- _YOUR TASK_
Report every line of the data where the string "JSON" appears.

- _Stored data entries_
* * *

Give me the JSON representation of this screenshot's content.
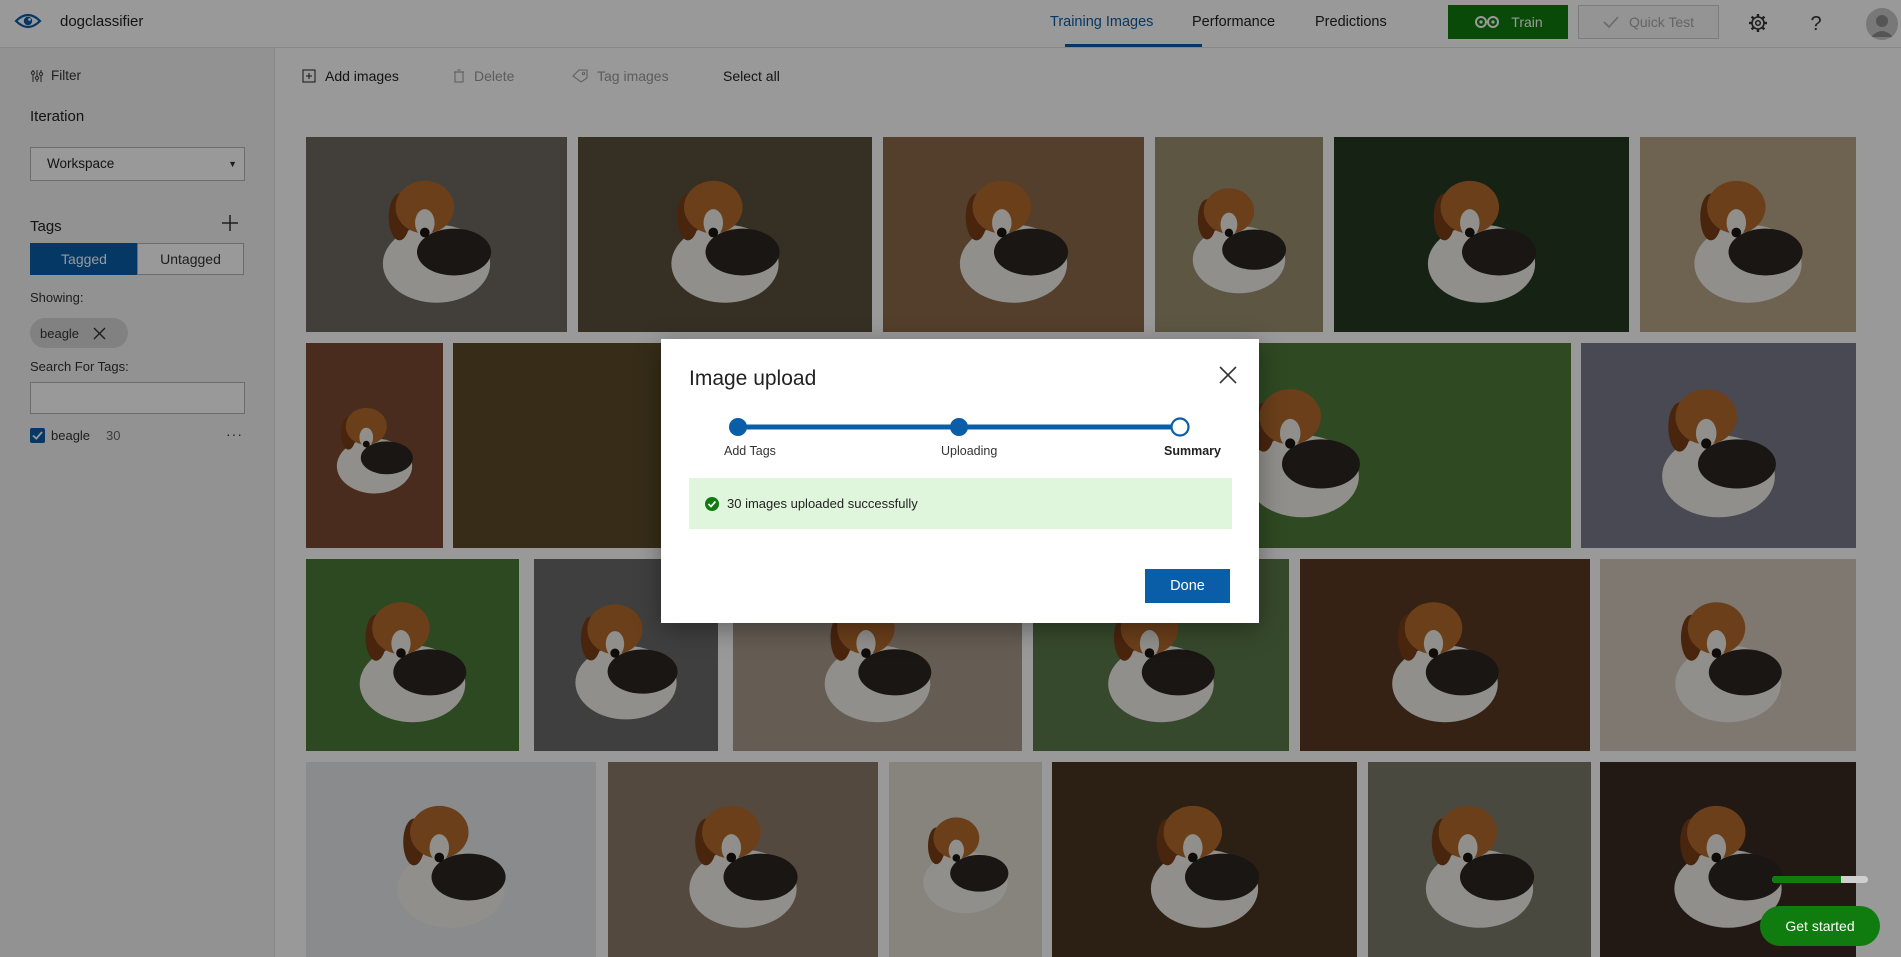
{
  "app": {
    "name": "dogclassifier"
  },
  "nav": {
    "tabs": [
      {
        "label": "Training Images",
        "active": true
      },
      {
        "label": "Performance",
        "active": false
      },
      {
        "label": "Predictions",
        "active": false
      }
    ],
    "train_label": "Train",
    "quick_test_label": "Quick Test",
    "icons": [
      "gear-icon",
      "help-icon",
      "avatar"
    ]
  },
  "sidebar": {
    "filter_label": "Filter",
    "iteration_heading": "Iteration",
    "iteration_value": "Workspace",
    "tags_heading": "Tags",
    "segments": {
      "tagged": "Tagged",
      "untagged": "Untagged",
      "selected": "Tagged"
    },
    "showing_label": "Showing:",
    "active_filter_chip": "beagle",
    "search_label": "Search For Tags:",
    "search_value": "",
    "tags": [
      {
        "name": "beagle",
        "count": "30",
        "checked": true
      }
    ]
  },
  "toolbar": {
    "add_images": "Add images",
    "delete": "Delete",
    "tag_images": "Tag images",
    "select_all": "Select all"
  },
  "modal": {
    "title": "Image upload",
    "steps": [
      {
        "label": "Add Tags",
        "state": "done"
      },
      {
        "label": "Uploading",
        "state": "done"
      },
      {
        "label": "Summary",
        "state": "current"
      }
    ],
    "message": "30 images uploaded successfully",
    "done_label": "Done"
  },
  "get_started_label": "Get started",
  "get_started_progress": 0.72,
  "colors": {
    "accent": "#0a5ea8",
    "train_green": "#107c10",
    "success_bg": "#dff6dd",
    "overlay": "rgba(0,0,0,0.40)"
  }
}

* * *

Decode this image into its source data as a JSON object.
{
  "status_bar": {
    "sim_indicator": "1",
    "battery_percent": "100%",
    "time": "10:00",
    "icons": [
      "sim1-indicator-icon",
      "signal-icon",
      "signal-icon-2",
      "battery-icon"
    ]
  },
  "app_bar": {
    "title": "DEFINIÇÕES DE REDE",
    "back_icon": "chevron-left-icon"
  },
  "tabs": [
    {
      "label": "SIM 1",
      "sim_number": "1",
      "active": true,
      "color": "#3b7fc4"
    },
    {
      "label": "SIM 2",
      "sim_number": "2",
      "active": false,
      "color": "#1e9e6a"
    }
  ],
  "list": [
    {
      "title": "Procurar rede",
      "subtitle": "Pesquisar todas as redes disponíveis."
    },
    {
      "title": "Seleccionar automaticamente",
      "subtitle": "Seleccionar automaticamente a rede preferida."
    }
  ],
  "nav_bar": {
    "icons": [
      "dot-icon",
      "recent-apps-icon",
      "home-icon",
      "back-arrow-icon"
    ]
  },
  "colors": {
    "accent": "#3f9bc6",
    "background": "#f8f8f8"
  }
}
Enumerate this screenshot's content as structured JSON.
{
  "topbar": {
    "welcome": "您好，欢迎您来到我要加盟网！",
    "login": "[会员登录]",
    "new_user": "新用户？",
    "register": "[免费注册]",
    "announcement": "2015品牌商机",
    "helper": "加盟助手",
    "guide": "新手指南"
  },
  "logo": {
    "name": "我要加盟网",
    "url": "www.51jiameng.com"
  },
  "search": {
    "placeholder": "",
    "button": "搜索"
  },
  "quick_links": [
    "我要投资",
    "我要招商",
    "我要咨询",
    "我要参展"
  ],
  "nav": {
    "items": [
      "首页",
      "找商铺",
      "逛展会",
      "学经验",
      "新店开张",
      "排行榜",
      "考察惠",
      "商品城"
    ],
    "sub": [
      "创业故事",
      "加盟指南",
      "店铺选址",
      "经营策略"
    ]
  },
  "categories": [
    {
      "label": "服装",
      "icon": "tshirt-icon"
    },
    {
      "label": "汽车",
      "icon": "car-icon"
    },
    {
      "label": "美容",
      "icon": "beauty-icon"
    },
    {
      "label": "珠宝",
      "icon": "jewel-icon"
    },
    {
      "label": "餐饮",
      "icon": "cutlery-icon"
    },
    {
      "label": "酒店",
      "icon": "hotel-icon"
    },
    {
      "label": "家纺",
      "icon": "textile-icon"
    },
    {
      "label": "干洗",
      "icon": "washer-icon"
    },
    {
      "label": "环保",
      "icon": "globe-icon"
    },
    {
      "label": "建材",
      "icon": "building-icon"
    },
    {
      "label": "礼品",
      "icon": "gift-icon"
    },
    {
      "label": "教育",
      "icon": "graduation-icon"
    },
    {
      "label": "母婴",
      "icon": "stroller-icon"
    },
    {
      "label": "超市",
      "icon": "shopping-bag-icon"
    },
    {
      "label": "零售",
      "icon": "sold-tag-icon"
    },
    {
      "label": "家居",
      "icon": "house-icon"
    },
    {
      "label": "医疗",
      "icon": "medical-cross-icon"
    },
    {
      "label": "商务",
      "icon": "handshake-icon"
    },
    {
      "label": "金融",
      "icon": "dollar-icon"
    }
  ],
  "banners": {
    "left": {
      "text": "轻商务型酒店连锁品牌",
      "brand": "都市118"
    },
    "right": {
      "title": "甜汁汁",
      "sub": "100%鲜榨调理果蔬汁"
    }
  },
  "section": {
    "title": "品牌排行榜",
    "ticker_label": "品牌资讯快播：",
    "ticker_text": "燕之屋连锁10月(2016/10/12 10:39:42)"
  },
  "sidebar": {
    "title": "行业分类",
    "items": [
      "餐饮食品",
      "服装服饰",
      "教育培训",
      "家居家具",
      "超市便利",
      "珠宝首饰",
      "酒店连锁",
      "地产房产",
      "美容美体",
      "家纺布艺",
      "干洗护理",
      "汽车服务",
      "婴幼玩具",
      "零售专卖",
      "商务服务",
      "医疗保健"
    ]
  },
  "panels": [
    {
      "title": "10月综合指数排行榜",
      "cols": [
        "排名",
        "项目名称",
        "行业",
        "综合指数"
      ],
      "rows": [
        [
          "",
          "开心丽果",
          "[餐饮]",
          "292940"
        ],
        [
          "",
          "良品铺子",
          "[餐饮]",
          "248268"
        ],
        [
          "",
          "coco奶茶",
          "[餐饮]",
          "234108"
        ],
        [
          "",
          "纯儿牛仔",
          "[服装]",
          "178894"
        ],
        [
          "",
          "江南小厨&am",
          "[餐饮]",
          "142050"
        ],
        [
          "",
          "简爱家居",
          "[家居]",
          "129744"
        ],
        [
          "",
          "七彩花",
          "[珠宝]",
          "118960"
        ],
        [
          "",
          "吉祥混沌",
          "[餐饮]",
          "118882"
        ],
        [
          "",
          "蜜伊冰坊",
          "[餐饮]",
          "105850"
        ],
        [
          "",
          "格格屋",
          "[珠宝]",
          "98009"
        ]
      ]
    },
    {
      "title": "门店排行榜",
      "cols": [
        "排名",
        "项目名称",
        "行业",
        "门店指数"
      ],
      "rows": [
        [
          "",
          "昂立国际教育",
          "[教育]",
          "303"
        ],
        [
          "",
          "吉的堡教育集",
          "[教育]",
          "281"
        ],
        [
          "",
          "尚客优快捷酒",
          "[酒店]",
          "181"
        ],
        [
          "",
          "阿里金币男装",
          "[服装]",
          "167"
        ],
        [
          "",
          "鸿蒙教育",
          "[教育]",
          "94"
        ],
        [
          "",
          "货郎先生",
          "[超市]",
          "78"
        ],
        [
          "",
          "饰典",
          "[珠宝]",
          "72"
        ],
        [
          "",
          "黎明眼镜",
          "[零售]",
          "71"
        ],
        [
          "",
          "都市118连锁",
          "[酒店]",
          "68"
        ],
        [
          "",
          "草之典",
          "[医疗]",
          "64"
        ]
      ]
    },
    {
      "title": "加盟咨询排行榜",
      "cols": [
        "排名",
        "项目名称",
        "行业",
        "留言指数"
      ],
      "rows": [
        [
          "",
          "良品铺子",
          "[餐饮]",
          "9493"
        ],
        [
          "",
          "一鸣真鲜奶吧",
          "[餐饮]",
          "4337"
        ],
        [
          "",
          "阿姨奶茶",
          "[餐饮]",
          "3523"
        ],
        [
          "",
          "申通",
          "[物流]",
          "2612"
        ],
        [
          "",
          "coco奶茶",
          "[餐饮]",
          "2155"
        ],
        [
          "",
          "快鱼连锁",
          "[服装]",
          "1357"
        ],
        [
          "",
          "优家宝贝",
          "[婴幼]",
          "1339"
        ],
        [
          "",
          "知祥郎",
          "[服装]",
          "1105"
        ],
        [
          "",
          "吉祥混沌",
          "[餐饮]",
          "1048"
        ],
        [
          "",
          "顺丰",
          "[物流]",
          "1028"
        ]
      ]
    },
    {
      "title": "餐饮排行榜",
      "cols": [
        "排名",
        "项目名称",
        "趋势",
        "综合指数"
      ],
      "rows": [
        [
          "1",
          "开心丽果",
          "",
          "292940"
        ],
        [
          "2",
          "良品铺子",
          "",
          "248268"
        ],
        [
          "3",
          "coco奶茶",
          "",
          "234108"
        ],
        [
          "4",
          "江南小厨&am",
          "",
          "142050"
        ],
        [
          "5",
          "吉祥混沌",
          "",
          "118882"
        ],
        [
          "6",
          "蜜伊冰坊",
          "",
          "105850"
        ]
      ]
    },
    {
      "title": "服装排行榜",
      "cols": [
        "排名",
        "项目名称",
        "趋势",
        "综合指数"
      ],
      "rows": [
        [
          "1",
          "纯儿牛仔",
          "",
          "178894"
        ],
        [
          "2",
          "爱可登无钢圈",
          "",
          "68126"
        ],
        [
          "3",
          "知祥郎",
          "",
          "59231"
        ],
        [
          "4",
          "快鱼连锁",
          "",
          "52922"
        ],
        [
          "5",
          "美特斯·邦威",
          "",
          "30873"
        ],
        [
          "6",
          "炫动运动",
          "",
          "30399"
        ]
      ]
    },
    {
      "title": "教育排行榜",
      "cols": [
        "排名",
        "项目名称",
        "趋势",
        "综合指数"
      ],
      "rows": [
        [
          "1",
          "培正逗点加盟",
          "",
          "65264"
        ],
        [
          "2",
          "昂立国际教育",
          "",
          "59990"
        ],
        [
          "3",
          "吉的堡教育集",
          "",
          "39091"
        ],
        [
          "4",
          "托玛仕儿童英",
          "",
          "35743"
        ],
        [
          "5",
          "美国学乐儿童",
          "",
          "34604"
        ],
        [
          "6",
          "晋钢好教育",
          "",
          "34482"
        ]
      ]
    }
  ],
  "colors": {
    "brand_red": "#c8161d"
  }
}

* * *

- _FINISHED TASK_
Give me the JSON representation of this screenshot's content.
Decode this image into its source data as a JSON object.
Enumerate this screenshot's content as structured JSON.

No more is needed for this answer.